I love pareidolia. I love the word. I love how people’s eyebrows furrow when I say “The Pareidolia Project” and I love when, after I explain what pareidolia is, people smile and say: "I understand! That’s cool. I’m not crazy. I do that!
Pareidolia is finding recognizable images in random shapes and patterns (think cloud watching or the man on the moon) and it comes naturally to some. For others, who say they don’t think that way, it can be learned.
Creativity is certainly most associated with artists but don’t let that stop you from learning and utilizing its magic qualities. The more creatively you view your world, the more “mind-flexible” you become. The more you explore past what you know, the more expansive life becomes.
I recently read an article by James Clear about Mental Models. (James writes about habits, health and creativity. Check him out here.) The article was about the physicist Richard Reynman and how he was known for his ability to solve problems that no one else could. One of the reasons was because Richard had developed a mental model (a way of looking at the world) that was a unique. Therefore, when his contemporaries were stuck on a formula (because they were all trying to solve it with the same mental models - the same way of looking at the problem), Richard consistently peered through a different lens and was able to identify and solve the mysteries.

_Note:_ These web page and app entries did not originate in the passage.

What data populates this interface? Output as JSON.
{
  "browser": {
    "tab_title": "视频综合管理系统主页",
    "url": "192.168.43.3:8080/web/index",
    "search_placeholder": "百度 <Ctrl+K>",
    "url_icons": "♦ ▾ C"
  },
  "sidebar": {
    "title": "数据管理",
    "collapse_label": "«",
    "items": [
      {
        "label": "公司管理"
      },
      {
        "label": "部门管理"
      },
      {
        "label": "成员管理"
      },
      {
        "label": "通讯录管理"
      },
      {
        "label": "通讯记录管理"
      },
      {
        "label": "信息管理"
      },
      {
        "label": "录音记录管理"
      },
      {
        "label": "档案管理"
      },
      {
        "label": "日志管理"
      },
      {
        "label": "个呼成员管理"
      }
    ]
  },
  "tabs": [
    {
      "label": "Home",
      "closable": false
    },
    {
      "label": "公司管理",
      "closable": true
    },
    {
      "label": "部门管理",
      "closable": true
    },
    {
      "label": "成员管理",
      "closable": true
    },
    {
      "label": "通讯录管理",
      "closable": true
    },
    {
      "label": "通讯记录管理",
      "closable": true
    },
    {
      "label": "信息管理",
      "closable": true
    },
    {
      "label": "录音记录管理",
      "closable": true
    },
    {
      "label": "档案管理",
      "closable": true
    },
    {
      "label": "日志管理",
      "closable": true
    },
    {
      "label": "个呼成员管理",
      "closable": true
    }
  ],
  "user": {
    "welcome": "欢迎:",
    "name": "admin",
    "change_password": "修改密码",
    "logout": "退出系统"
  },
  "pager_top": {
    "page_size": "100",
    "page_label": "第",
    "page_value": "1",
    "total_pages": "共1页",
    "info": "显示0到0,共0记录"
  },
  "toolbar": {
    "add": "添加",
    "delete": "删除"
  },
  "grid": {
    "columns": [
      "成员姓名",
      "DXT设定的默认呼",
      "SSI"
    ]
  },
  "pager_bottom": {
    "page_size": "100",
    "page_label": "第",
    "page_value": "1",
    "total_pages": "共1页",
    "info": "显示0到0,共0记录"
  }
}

"If you read all the same books that your peers read then you’ll all have the same thoughts." James Clear
So, you know what? The next time your kid (or you) spills some milk, take a look at it before you sweep in and sop it up. In fact, ask your child what s/he sees. React not to what you already "know" but think about what could possibly "be". Your child will be enchanted watching you having fun. What a different mental model than the crisis-mode, time out and exasperated sigh.
The Pareidolia Project guides you through re-thinking what you see. It helps you shake up your assumptions and dust off your curiosity. Practice seeing things through a different lens; it’s a great way to build a mental model or two.